Salt can have drastic effects on the growth and yield of horticultural crops; studies have estimated that salinity renders an about one-third of the world's irrigated land unsuitable for crop production.
Imbalances in soil salinity can cause ion toxicity, osmotic stress, mineral deficiencies, and drastic physiological and biochemical changes in plants. Salt stress can even cause plants to adjust their water usage—to conserve water, some plants close their stomata, thus restricting the entry of carbon dioxide (CO2) into the leaf and reducing photosynthesis.
One solution to salinity issues has been to boost the salt tolerance of conventional crops and plants, but resulting gain in crop yield has traditionally been low. To better understand the behavior of salt-tolerant and -sensitive plants in challenging situations, scientists performed a comparative study of carbon fixation by different plant species under conditions of salinity. Tomato, lettuce, pepper, melon, and watermelon were tested in a greenhouse in southeast Spain. The net photosynthetic rate, gS, and transpiration rate of the plants were measured at atmospheric CO2 during the daytime and were related to the total chlorophyll, carbon, and mineral contents of each species.
According to the research study (HortScience), melon or pepper crops showed significantly lower photosynthetic rates when they were grown in saline conditions. The total chlorophyll content and carbon percentage were also lower in the salinity-treated plants of melon and pepper. Treated lettuce plants showed a significant decrease in photosynthetic rates and chlorophyll content, but there were no differences in carbon content. "On the other hand, there were no significant differences in the values of total chlorophyll content, photosynthetic rate, or carbon content for tomato and watermelon plants when control and salt-treated plants were compared", the report said.

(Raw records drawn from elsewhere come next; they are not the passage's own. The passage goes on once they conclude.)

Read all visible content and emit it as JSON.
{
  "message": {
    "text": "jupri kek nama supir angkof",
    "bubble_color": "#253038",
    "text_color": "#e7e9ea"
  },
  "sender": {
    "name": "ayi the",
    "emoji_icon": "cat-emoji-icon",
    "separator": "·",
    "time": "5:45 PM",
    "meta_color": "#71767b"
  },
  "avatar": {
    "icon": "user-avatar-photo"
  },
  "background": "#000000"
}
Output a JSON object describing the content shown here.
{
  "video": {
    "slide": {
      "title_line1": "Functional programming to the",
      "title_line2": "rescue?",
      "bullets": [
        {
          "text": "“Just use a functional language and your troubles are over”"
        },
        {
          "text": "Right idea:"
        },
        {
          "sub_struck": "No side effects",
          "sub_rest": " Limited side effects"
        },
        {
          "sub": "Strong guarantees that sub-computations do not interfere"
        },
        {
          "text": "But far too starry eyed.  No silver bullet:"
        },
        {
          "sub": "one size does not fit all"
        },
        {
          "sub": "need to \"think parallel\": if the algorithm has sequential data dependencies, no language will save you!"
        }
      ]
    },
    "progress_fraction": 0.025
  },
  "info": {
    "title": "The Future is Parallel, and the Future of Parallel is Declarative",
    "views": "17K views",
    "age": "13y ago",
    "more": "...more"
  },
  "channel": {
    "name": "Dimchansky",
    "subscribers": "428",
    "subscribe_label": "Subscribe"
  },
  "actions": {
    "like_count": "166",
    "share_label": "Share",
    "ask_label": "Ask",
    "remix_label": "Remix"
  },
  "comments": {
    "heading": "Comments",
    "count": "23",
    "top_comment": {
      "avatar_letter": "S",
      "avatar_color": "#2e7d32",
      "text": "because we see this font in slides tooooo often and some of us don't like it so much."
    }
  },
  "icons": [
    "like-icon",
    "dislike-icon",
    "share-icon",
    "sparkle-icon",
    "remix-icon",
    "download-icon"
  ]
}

The mineral composition data showed greater increases of sodium in both roots and leaves of melon and pepper when plants were treated with NaCl compared with the rest of the species.
"Almost all of the results obtained showed that lettuce, pepper, and melon are less adapted to saline conditions and that these crops seem to be less efficient in CO2 fixation and, therefore, have less capacity for carbon accumulation", noted corresponding author Micaela Carvajal. "We concluded that the species more tolerant of saline conditions (tomato and watermelon) showed a higher capacity for fixation of atmospheric CO2 than the sensitive species (lettuce, melon, and pepper). These results seem to be related to the capacity of each species to maintain the photosynthetic processes and gS in stressing situations."
The complete study and abstract are available on the ASHS HortScience electronic journal web site: http://hortsci.ashspublications.org/cgi/content/abstract/45/12/1798
Founded in 1903, the American Society for Horticultural Science (ASHS) is the largest organization dedicated to advancing all facets of horticultural research, education, and application. More information at ashs.org
Michael W. Neff | EurekAlert!
Plasma-zapping process could yield trans fat-free soybean oil product
02.12.2016 | Purdue University
New findings about the deformed wing virus, a major factor in honey bee colony mortality
11.11.2016 | Veterinärmedizinische Universität Wien
Physicists of the University of Würzburg have made an astonishing discovery in a specific type of topological insulators. The effect is due to the structure of the materials used. The researchers have now published their work in the journal Science.
Topological insulators are currently the hot topic in physics according to the newspaper Neue Zürcher Zeitung. Only a few weeks ago, their importance was...
In recent years, lasers with ultrashort pulses (USP) down to the femtosecond range have become established on an industrial scale. They could advance some applications with the much-lauded “cold ablation” – if that meant they would then achieve more throughput. A new generation of process engineering that will address this issue in particular will be discussed at the “4th UKP Workshop – Ultrafast Laser Technology” in April 2017.
Even back in the 1990s, scientists were comparing materials processing with nanosecond, picosecond and femtosesecond pulses. The result was surprising:...
Have you ever wondered how you see the world? Vision is about photons of light, which are packets of energy, interacting with the atoms or molecules in what...
A multi-institutional research collaboration has created a novel approach for fabricating three-dimensional micro-optics through the shape-defined formation of porous silicon (PSi), with broad impacts in integrated optoelectronics, imaging, and photovoltaics.
Working with colleagues at Stanford and The Dow Chemical Company, researchers at the University of Illinois at Urbana-Champaign fabricated 3-D birefringent...
In experiments with magnetic atoms conducted at extremely low temperatures, scientists have demonstrated a unique phase of matter: The atoms form a new type of quantum liquid or quantum droplet state. These so called quantum droplets may preserve their form in absence of external confinement because of quantum effects. The joint team of experimental physicists from Innsbruck and theoretical physicists from Hannover report on their findings in the journal Physical Review X.
“Our Quantum droplets are in the gas phase but they still drop like a rock,” explains experimental physicist Francesca Ferlaino when talking about the...
16.11.2016 | Event News
01.11.2016 | Event News
14.10.2016 | Event News
09.12.2016 | Life Sciences
09.12.2016 | Ecology, The Environment and Conservation
09.12.2016 | Health and Medicine